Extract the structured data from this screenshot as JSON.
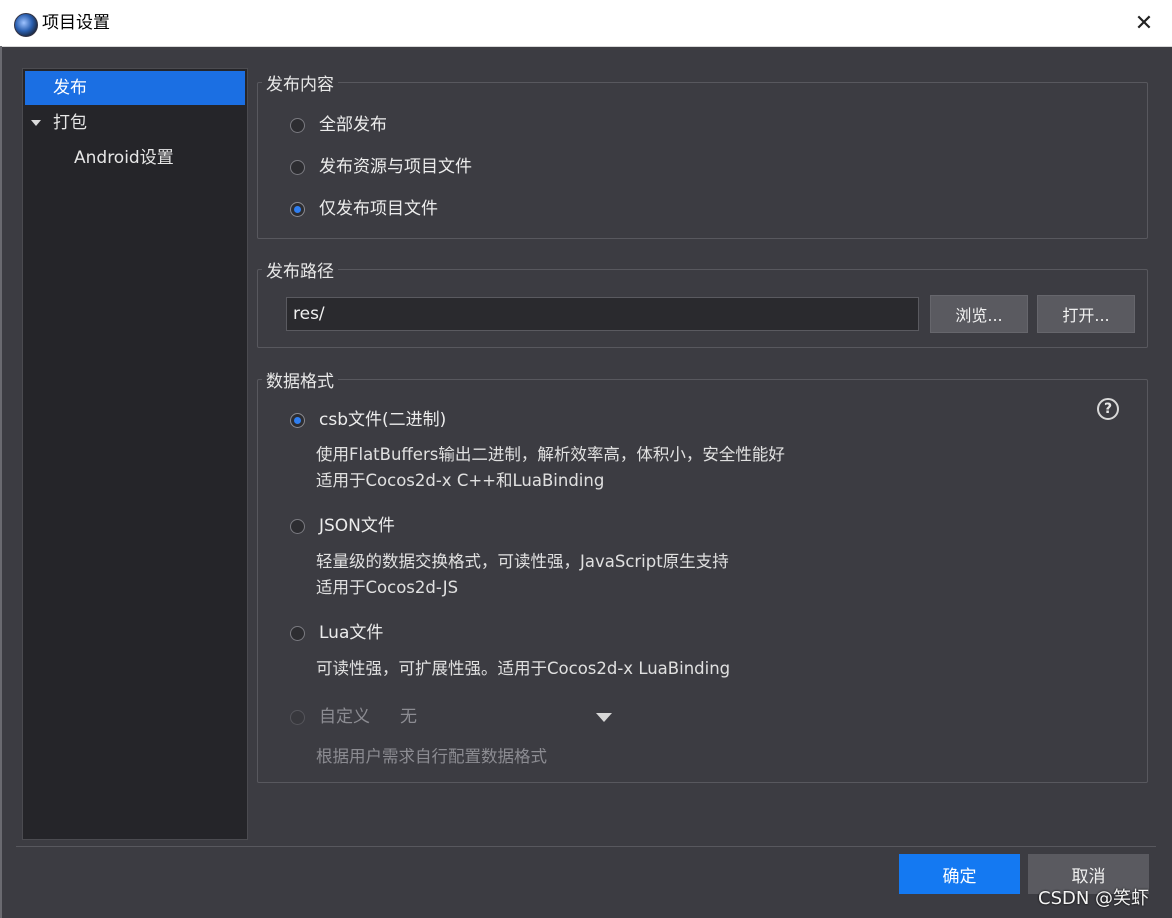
{
  "window": {
    "title": "项目设置",
    "close_symbol": "✕"
  },
  "sidebar": {
    "items": [
      {
        "label": "发布",
        "selected": true
      },
      {
        "label": "打包",
        "expanded": true
      },
      {
        "label": "Android设置"
      }
    ]
  },
  "publish_content": {
    "title": "发布内容",
    "options": [
      {
        "label": "全部发布",
        "checked": false
      },
      {
        "label": "发布资源与项目文件",
        "checked": false
      },
      {
        "label": "仅发布项目文件",
        "checked": true
      }
    ]
  },
  "publish_path": {
    "title": "发布路径",
    "value": "res/",
    "browse_label": "浏览...",
    "open_label": "打开..."
  },
  "data_format": {
    "title": "数据格式",
    "help_symbol": "?",
    "options": [
      {
        "label": "csb文件(二进制)",
        "checked": true,
        "desc1": "使用FlatBuffers输出二进制，解析效率高，体积小，安全性能好",
        "desc2": "适用于Cocos2d-x C++和LuaBinding"
      },
      {
        "label": "JSON文件",
        "checked": false,
        "desc1": "轻量级的数据交换格式，可读性强，JavaScript原生支持",
        "desc2": "适用于Cocos2d-JS"
      },
      {
        "label": "Lua文件",
        "checked": false,
        "desc1": "可读性强，可扩展性强。适用于Cocos2d-x LuaBinding"
      },
      {
        "label": "自定义",
        "checked": false,
        "disabled": true,
        "select_value": "无",
        "desc1": "根据用户需求自行配置数据格式"
      }
    ]
  },
  "footer": {
    "ok_label": "确定",
    "cancel_label": "取消"
  },
  "watermark": "CSDN @笑虾",
  "colors": {
    "accent": "#1479f2",
    "selected": "#1b6fe3",
    "background": "#3c3c42",
    "sidebar": "#252529"
  }
}
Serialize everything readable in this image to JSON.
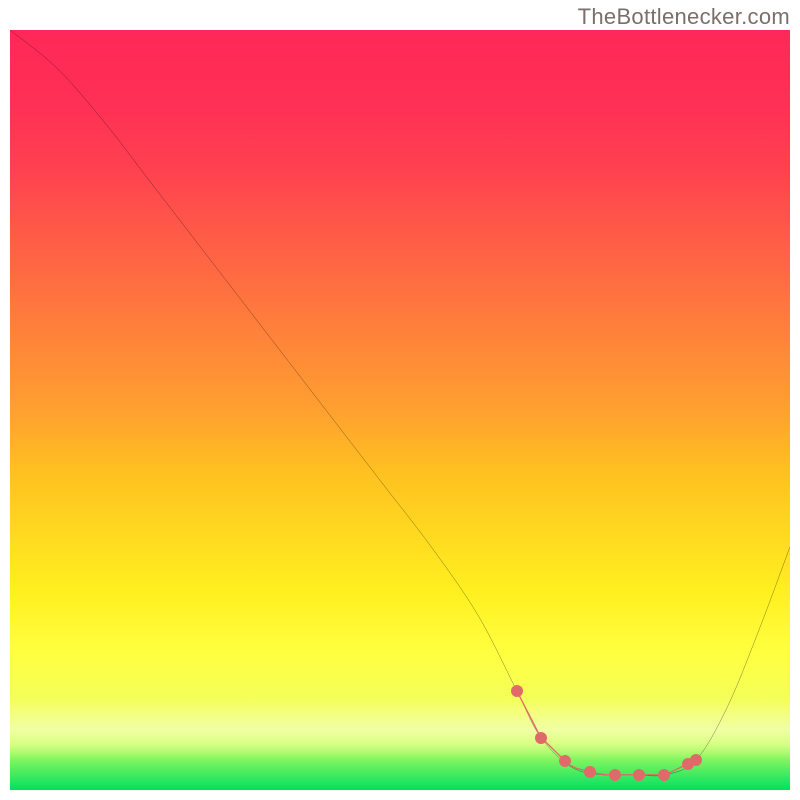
{
  "watermark": "TheBottlenecker.com",
  "chart_data": {
    "type": "line",
    "title": "",
    "xlabel": "",
    "ylabel": "",
    "xlim": [
      0,
      100
    ],
    "ylim": [
      0,
      100
    ],
    "series": [
      {
        "name": "curve",
        "x": [
          0,
          6,
          12,
          18,
          24,
          30,
          36,
          42,
          48,
          54,
          60,
          65,
          68,
          72,
          76,
          80,
          84,
          88,
          92,
          96,
          100
        ],
        "values": [
          100,
          95,
          88,
          80,
          72,
          64,
          56,
          48,
          40,
          32,
          23,
          13,
          7,
          3,
          2,
          2,
          2,
          4,
          11,
          21,
          32
        ]
      }
    ],
    "flat_region_x": [
      65,
      88
    ],
    "flat_y": 2,
    "dot_xs": [
      65.0,
      68.1,
      71.2,
      74.4,
      77.5,
      80.6,
      83.8,
      86.9,
      88.0
    ],
    "colors": {
      "curve": "#000000",
      "dots": "#e06a6a",
      "top": "#ff2858",
      "bottom": "#00e060"
    }
  }
}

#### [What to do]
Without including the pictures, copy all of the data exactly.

#### [Reply to the exercise]
Extract the structured data from this screenshot as JSON.
{
  "window": {
    "title": "项目设置",
    "close_symbol": "✕"
  },
  "sidebar": {
    "items": [
      {
        "label": "发布",
        "selected": true
      },
      {
        "label": "打包",
        "expanded": true
      },
      {
        "label": "Android设置"
      }
    ]
  },
  "publish_content": {
    "title": "发布内容",
    "options": [
      {
        "label": "全部发布",
        "checked": false
      },
      {
        "label": "发布资源与项目文件",
        "checked": false
      },
      {
        "label": "仅发布项目文件",
        "checked": true
      }
    ]
  },
  "publish_path": {
    "title": "发布路径",
    "value": "res/",
    "browse_label": "浏览...",
    "open_label": "打开..."
  },
  "data_format": {
    "title": "数据格式",
    "help_symbol": "?",
    "options": [
      {
        "label": "csb文件(二进制)",
        "checked": true,
        "desc1": "使用FlatBuffers输出二进制，解析效率高，体积小，安全性能好",
        "desc2": "适用于Cocos2d-x C++和LuaBinding"
      },
      {
        "label": "JSON文件",
        "checked": false,
        "desc1": "轻量级的数据交换格式，可读性强，JavaScript原生支持",
        "desc2": "适用于Cocos2d-JS"
      },
      {
        "label": "Lua文件",
        "checked": false,
        "desc1": "可读性强，可扩展性强。适用于Cocos2d-x LuaBinding"
      },
      {
        "label": "自定义",
        "checked": false,
        "disabled": true,
        "select_value": "无",
        "desc1": "根据用户需求自行配置数据格式"
      }
    ]
  },
  "footer": {
    "ok_label": "确定",
    "cancel_label": "取消"
  },
  "watermark": "CSDN @笑虾",
  "colors": {
    "accent": "#1479f2",
    "selected": "#1b6fe3",
    "background": "#3c3c42",
    "sidebar": "#252529"
  }
}
Serialize everything readable in this image to JSON.
{
  "watermark": "TheBottlenecker.com",
  "chart_data": {
    "type": "line",
    "title": "",
    "xlabel": "",
    "ylabel": "",
    "xlim": [
      0,
      100
    ],
    "ylim": [
      0,
      100
    ],
    "series": [
      {
        "name": "curve",
        "x": [
          0,
          6,
          12,
          18,
          24,
          30,
          36,
          42,
          48,
          54,
          60,
          65,
          68,
          72,
          76,
          80,
          84,
          88,
          92,
          96,
          100
        ],
        "values": [
          100,
          95,
          88,
          80,
          72,
          64,
          56,
          48,
          40,
          32,
          23,
          13,
          7,
          3,
          2,
          2,
          2,
          4,
          11,
          21,
          32
        ]
      }
    ],
    "flat_region_x": [
      65,
      88
    ],
    "flat_y": 2,
    "dot_xs": [
      65.0,
      68.1,
      71.2,
      74.4,
      77.5,
      80.6,
      83.8,
      86.9,
      88.0
    ],
    "colors": {
      "curve": "#000000",
      "dots": "#e06a6a",
      "top": "#ff2858",
      "bottom": "#00e060"
    }
  }
}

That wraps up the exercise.